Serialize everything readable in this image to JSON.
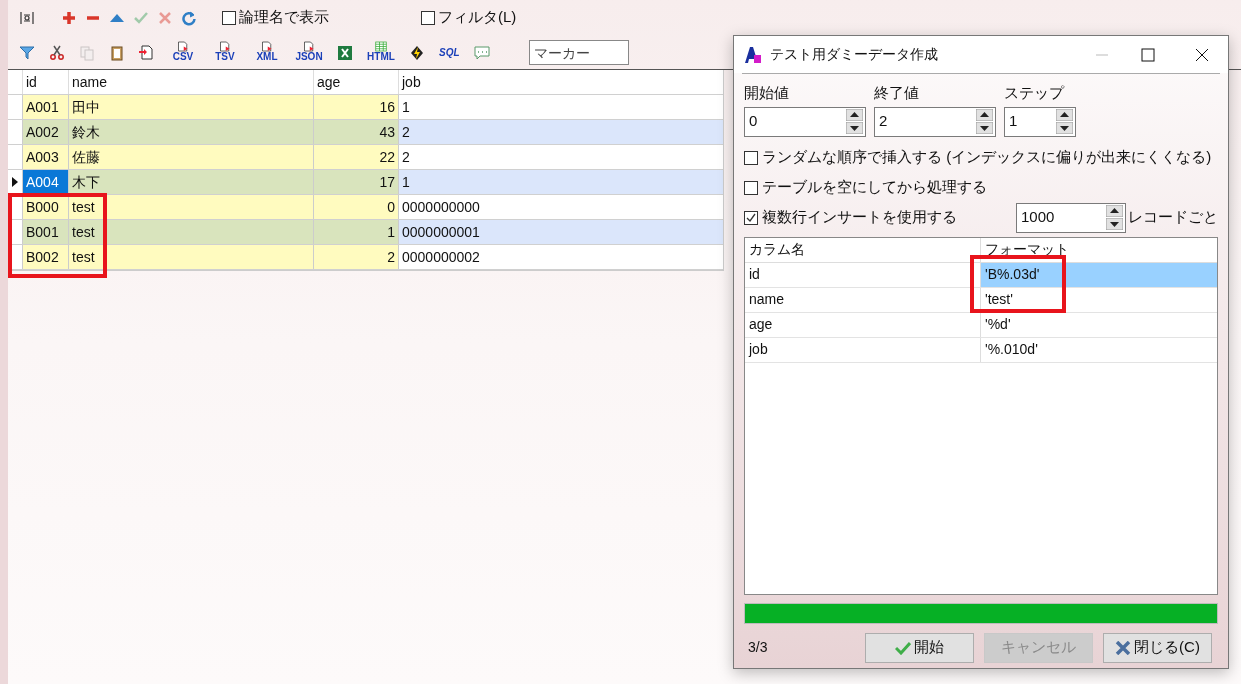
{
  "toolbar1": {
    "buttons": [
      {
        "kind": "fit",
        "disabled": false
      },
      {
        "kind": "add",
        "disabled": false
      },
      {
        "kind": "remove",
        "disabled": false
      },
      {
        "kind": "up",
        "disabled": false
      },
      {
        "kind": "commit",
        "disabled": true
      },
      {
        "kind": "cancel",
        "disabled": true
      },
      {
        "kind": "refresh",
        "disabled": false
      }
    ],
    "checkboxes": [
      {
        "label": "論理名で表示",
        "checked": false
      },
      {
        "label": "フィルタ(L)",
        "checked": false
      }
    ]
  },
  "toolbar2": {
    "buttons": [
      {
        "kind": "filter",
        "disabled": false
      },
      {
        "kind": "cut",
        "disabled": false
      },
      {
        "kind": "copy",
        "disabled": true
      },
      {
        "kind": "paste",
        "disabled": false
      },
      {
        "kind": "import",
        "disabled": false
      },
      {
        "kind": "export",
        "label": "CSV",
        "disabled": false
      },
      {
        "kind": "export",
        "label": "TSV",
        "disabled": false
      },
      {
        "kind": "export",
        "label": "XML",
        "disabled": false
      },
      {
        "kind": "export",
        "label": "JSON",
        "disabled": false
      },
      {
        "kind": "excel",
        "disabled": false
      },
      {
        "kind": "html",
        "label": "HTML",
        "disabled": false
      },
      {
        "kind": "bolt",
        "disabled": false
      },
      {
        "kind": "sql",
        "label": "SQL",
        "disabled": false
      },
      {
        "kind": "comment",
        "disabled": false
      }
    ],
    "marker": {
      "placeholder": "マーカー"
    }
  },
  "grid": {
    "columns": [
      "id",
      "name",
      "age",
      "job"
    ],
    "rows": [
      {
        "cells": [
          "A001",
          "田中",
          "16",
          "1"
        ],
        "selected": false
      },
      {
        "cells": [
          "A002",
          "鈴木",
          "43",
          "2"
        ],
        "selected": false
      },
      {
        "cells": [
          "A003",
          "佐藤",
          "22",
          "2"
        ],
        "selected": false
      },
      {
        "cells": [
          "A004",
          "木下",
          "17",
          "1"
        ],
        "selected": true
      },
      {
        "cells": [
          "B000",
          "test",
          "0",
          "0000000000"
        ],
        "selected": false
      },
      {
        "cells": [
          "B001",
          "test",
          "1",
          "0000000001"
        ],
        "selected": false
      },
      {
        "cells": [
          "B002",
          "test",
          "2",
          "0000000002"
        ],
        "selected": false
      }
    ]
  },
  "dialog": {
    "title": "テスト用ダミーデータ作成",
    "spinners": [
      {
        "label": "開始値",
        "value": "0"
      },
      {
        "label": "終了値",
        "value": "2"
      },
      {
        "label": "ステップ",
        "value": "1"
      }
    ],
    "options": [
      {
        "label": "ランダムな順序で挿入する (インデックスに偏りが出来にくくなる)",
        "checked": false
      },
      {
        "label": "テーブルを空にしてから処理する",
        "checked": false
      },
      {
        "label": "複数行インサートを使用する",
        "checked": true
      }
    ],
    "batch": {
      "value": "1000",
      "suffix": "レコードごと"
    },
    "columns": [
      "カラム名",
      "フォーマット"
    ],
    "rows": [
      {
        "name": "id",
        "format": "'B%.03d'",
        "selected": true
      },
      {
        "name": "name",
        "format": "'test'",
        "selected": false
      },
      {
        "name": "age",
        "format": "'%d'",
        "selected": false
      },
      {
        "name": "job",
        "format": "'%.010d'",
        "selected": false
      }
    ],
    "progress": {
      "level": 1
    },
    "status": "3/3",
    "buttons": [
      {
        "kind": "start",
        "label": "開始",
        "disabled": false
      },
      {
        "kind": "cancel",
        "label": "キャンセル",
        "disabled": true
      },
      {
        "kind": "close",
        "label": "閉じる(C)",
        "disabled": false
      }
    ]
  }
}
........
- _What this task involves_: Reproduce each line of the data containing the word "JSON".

- _Response_:
Serialize everything readable in this image to JSON.
        "label": "JSON",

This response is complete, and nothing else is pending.